Your task: For each line of the listing below that contains the string "cette", copy the line.

Provided data:

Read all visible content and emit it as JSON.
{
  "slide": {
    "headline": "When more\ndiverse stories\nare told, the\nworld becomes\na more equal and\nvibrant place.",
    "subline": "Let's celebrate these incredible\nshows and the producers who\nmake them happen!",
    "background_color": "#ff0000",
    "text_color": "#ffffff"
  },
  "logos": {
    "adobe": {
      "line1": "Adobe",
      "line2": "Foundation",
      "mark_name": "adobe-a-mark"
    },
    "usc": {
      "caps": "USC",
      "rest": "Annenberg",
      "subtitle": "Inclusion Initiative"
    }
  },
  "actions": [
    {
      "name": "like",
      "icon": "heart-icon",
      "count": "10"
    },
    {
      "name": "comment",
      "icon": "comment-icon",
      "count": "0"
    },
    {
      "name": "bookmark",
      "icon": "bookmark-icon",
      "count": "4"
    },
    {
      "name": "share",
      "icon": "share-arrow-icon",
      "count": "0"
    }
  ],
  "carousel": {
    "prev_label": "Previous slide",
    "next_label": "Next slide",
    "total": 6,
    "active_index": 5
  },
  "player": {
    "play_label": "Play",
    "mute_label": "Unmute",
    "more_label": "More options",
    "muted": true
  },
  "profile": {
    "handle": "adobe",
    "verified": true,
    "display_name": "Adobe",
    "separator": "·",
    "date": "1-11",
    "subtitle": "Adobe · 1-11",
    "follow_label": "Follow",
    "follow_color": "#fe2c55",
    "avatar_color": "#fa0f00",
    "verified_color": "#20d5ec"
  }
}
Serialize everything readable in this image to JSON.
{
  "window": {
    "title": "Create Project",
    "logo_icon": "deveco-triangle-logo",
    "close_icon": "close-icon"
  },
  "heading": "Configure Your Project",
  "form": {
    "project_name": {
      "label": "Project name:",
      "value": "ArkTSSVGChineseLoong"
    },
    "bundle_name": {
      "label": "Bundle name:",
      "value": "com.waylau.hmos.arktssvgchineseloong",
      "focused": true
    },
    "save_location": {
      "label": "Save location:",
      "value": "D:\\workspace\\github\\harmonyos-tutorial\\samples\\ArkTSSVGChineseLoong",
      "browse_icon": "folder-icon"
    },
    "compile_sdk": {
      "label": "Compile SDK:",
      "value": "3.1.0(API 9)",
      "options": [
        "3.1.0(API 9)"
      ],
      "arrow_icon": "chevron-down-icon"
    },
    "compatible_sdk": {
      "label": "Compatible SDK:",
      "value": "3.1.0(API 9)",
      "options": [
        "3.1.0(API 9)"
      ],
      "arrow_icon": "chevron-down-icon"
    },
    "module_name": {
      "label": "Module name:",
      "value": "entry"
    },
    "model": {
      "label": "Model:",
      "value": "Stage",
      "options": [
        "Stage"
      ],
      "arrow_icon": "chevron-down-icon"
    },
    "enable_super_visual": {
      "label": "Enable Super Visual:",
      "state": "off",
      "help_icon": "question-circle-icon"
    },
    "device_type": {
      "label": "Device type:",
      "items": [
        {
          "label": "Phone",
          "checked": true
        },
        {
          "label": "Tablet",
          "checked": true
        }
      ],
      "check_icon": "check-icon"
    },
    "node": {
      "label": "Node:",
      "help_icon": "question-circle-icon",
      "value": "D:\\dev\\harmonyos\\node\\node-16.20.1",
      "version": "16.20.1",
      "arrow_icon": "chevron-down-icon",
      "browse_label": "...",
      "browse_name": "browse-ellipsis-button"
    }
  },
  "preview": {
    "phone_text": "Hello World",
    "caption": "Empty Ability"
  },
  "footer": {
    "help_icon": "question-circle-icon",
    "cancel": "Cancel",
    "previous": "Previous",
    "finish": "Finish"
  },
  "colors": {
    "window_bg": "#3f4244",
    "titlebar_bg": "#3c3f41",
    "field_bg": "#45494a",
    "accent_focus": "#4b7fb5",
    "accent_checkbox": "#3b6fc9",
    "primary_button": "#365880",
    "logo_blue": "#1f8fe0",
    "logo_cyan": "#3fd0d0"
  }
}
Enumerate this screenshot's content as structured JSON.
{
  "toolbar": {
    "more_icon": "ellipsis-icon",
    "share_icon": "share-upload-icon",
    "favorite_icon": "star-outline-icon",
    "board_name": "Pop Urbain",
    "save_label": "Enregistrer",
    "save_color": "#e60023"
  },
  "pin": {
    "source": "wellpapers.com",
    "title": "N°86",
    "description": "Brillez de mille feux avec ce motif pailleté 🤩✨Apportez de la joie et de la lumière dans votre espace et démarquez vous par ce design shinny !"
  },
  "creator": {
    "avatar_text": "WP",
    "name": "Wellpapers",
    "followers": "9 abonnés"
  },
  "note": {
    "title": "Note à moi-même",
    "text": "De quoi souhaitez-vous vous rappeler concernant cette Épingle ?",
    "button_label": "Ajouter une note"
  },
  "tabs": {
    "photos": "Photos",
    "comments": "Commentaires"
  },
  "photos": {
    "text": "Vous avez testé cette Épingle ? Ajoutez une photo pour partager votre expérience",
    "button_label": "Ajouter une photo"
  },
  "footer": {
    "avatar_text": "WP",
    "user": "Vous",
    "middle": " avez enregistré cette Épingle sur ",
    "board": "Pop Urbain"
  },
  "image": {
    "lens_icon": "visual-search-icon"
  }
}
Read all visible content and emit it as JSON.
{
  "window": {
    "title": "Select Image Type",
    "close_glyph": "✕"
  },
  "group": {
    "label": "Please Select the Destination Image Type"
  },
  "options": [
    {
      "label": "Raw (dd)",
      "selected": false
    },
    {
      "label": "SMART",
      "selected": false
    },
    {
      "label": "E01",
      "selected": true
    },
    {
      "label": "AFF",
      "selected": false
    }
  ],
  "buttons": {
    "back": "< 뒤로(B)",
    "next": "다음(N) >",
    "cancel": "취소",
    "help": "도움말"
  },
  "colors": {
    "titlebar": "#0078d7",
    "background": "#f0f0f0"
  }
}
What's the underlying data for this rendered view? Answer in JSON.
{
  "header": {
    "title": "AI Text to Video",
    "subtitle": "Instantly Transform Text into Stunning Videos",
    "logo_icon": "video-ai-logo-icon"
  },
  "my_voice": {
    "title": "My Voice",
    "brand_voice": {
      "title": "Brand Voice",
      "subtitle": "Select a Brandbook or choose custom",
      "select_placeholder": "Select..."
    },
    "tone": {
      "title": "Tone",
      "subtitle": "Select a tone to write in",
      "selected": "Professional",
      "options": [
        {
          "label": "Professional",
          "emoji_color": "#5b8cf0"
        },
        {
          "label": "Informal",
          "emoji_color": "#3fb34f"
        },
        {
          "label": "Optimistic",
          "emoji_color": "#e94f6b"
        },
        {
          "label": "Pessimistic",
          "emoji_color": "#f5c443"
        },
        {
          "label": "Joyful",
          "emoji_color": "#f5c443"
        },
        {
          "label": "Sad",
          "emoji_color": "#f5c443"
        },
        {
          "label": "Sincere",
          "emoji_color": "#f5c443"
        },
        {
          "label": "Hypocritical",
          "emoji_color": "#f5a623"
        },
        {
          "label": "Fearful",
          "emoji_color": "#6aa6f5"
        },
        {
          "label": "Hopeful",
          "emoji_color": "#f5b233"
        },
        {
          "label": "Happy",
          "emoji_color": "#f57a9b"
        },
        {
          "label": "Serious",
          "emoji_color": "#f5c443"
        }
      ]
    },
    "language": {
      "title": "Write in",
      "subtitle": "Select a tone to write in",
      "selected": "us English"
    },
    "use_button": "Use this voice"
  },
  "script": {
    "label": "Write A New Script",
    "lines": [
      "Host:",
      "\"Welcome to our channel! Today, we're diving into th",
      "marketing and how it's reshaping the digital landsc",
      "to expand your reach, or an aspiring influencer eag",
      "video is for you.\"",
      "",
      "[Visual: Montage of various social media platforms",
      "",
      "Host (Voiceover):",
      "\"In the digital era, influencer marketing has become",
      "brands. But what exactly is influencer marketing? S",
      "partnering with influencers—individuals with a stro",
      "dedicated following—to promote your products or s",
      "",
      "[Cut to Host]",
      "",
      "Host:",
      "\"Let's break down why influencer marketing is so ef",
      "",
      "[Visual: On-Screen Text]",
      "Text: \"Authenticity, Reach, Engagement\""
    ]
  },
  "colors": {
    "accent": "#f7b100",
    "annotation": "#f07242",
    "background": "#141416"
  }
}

Output:
    "text": "De quoi souhaitez-vous vous rappeler concernant cette Épingle ?",
    "text": "Vous avez testé cette Épingle ? Ajoutez une photo pour partager votre expérience",
    "middle": " avez enregistré cette Épingle sur ",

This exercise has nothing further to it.